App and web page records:
====

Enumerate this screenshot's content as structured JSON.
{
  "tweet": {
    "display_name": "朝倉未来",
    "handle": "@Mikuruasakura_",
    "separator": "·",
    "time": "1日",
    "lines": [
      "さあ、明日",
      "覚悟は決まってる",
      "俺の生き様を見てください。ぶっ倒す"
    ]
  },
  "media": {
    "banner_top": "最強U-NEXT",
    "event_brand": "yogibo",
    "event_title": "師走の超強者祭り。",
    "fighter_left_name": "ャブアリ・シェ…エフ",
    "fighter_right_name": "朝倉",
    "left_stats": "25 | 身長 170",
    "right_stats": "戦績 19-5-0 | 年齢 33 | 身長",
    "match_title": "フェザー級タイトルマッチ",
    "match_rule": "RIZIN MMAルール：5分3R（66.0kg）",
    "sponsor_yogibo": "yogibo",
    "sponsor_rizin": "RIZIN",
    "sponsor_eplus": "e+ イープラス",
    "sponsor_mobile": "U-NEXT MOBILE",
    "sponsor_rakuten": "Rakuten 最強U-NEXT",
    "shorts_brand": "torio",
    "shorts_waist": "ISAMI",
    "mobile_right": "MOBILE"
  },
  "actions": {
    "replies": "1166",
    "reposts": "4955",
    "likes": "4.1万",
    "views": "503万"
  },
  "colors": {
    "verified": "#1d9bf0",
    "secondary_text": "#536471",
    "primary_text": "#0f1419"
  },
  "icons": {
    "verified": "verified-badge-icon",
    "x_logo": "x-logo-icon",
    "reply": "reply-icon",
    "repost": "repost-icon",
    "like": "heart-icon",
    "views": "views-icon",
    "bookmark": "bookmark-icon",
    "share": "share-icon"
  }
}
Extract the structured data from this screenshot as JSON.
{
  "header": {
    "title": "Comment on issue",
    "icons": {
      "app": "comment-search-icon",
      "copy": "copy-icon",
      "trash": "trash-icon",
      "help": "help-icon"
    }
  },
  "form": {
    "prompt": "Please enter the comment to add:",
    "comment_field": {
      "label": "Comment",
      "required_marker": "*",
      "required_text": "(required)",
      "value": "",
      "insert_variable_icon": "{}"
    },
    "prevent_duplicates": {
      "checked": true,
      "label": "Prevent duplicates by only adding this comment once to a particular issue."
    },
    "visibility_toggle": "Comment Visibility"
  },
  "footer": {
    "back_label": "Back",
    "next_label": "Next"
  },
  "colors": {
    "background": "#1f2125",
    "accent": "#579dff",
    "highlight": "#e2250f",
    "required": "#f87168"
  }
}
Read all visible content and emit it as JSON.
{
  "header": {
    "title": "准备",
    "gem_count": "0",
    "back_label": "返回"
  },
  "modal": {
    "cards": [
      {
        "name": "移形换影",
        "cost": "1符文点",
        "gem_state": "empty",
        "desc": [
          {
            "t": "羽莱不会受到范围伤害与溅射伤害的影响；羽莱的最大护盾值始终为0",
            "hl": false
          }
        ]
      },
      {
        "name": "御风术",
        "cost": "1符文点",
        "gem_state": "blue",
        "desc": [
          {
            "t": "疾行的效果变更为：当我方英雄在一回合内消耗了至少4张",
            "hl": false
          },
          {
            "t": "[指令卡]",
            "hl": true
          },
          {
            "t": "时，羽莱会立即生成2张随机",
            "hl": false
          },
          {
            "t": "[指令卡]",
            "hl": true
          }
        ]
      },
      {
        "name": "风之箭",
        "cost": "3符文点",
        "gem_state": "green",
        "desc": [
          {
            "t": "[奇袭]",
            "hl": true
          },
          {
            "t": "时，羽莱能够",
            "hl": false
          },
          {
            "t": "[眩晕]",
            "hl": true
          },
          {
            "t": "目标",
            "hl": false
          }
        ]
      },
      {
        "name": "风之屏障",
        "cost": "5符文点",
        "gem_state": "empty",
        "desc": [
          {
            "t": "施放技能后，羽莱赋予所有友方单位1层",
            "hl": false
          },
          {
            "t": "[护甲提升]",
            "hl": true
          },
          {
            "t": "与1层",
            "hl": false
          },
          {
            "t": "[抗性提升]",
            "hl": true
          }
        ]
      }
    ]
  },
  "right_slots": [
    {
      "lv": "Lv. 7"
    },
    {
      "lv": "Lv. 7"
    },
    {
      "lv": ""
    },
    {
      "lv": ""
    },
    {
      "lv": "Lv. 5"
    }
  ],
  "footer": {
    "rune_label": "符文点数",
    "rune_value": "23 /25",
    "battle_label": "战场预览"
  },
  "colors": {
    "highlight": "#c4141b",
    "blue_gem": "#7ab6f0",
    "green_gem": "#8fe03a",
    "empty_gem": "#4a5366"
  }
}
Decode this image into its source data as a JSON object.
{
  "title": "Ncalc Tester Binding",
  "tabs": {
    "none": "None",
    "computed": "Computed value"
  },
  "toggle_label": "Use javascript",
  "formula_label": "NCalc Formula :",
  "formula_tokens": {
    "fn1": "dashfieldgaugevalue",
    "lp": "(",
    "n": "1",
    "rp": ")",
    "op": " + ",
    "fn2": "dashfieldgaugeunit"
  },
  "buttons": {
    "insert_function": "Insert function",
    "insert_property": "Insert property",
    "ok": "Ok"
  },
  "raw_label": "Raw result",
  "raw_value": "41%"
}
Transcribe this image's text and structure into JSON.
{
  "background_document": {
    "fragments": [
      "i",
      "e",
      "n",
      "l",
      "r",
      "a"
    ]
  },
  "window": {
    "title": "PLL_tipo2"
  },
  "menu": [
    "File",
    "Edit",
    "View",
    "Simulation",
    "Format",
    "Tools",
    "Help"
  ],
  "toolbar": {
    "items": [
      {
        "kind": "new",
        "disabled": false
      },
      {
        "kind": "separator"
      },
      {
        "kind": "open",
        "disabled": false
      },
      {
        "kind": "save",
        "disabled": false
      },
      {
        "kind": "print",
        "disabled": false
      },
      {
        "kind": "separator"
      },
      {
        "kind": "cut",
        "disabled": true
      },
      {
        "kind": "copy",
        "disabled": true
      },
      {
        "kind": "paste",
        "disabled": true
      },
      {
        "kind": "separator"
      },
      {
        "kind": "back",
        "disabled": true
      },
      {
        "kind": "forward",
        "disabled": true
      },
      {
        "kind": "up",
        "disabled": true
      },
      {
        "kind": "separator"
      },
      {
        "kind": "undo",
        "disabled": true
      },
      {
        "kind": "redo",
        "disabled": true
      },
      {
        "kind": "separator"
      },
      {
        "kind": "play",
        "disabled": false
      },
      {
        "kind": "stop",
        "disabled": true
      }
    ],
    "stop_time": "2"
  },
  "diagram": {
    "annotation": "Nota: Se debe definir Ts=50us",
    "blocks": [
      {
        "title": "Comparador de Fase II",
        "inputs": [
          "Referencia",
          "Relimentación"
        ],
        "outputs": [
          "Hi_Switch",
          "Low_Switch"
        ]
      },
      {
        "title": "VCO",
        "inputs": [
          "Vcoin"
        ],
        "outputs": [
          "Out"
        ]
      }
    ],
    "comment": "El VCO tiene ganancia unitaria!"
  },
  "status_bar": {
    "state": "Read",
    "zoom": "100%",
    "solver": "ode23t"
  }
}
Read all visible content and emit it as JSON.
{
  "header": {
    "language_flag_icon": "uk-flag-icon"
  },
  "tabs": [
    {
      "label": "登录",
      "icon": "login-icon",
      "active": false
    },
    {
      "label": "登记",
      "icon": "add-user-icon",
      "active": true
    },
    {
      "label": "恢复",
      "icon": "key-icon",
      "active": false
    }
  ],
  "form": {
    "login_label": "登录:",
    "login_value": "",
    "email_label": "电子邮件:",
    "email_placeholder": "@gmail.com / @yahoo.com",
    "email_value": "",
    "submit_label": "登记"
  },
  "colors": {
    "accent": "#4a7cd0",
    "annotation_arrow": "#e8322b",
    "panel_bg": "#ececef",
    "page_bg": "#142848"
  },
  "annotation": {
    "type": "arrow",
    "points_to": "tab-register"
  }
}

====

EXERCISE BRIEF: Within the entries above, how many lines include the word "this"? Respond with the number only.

RESULT OF THE EXERCISE: 5